Algorithmic Performance and Functional Programming
I have been doing more and more functional style programming, thanks mostly to the support for the style that C# 3.5 provides. There are some performance hits to be taken by using such a style, but for the most part they have been acceptable “percentage increases” over the non-functional code. However, there is one thing that I have been noticing as I adopt a more and more functional style and that is that I tend to write more and more “generic” algorithms that take a large class of types and work with them in a more abstract way.
I think this is probably a good thing, in the Don’t Repeat Yourself style. However, I am becoming concerned with something that was less of a problem with more traditional object oriented programming: algorithmic performance.
When the objects you are using hide their data, one of the advantages was that the internal implementation could ensure the data was in a particular arrangement (say, sorted or some specific tree such as red-black trees) and optimize the algorithms based on that arrangement.

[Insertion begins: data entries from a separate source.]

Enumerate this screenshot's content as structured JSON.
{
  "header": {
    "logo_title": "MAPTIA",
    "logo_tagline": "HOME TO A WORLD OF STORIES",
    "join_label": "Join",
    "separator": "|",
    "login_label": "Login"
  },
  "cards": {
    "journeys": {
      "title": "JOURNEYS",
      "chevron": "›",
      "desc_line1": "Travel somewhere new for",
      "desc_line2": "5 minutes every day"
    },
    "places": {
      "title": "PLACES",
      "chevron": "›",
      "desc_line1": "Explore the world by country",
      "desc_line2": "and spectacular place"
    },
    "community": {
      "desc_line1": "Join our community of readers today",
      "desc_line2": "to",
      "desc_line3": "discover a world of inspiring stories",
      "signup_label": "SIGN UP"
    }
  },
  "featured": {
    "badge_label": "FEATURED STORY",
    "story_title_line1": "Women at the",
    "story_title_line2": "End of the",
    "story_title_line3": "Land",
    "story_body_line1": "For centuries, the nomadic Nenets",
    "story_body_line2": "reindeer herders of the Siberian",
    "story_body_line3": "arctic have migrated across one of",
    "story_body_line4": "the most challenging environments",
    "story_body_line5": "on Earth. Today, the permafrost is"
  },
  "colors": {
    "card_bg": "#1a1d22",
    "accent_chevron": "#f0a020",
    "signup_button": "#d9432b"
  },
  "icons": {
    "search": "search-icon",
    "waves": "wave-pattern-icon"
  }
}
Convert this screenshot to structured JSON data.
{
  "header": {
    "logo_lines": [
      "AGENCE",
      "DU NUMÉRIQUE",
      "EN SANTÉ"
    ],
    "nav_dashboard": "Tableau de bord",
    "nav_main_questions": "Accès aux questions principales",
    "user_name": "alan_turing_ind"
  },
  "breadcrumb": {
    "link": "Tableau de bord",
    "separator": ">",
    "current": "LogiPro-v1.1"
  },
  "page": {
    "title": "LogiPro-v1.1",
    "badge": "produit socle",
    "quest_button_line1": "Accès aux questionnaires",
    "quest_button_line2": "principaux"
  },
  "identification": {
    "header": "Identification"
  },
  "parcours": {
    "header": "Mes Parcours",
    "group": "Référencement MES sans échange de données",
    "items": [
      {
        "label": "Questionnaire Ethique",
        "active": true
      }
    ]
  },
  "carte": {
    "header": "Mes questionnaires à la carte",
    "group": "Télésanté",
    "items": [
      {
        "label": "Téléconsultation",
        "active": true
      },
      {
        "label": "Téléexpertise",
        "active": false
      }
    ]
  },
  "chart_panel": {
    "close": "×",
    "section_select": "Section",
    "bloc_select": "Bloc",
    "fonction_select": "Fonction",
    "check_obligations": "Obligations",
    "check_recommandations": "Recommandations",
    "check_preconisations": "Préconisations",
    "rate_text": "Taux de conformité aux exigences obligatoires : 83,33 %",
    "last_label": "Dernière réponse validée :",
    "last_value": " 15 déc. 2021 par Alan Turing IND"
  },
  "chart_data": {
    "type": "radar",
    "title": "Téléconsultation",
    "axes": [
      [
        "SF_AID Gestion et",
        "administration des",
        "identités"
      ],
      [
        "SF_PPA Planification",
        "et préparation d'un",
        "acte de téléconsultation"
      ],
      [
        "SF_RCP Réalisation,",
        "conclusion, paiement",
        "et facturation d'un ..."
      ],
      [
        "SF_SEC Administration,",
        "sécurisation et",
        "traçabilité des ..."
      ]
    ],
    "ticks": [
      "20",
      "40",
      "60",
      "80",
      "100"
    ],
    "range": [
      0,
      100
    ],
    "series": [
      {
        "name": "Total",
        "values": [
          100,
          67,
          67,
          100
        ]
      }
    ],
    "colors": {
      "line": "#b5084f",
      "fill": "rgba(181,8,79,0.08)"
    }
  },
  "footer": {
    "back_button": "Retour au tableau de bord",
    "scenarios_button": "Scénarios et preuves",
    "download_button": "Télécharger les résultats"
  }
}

Especially for objects that live for a long time it could pay off handsomely to accept the up front cost of arranging the data loaded according to your internal preferences.
With the functional style I find that the data tends to live outside the functions that manipulate it. This means that the algorithm must be more robust against various types of inputs. The classic example is sort algorithms: random data, presorted data and reverse sorted data may result in radically different performance. With a class I could pre-digest the data to my preferred format, while with a generic function I find myself having to deal with “what I get” and then handing it off. There are algorithms that do deal with this kind of situation, Introspective Sort for example attempts to avoid worse case data by switching algorithms.
I have to wonder if it is just the phase in functional programming I have reached (in other words, I’m still not good enough at it), or if it is something more deep rooted that makes traditional objects more “in control” and thus more easily able to manage algorithmic performance by “stacking the deck” by tightly algorithms (methods) and data structures.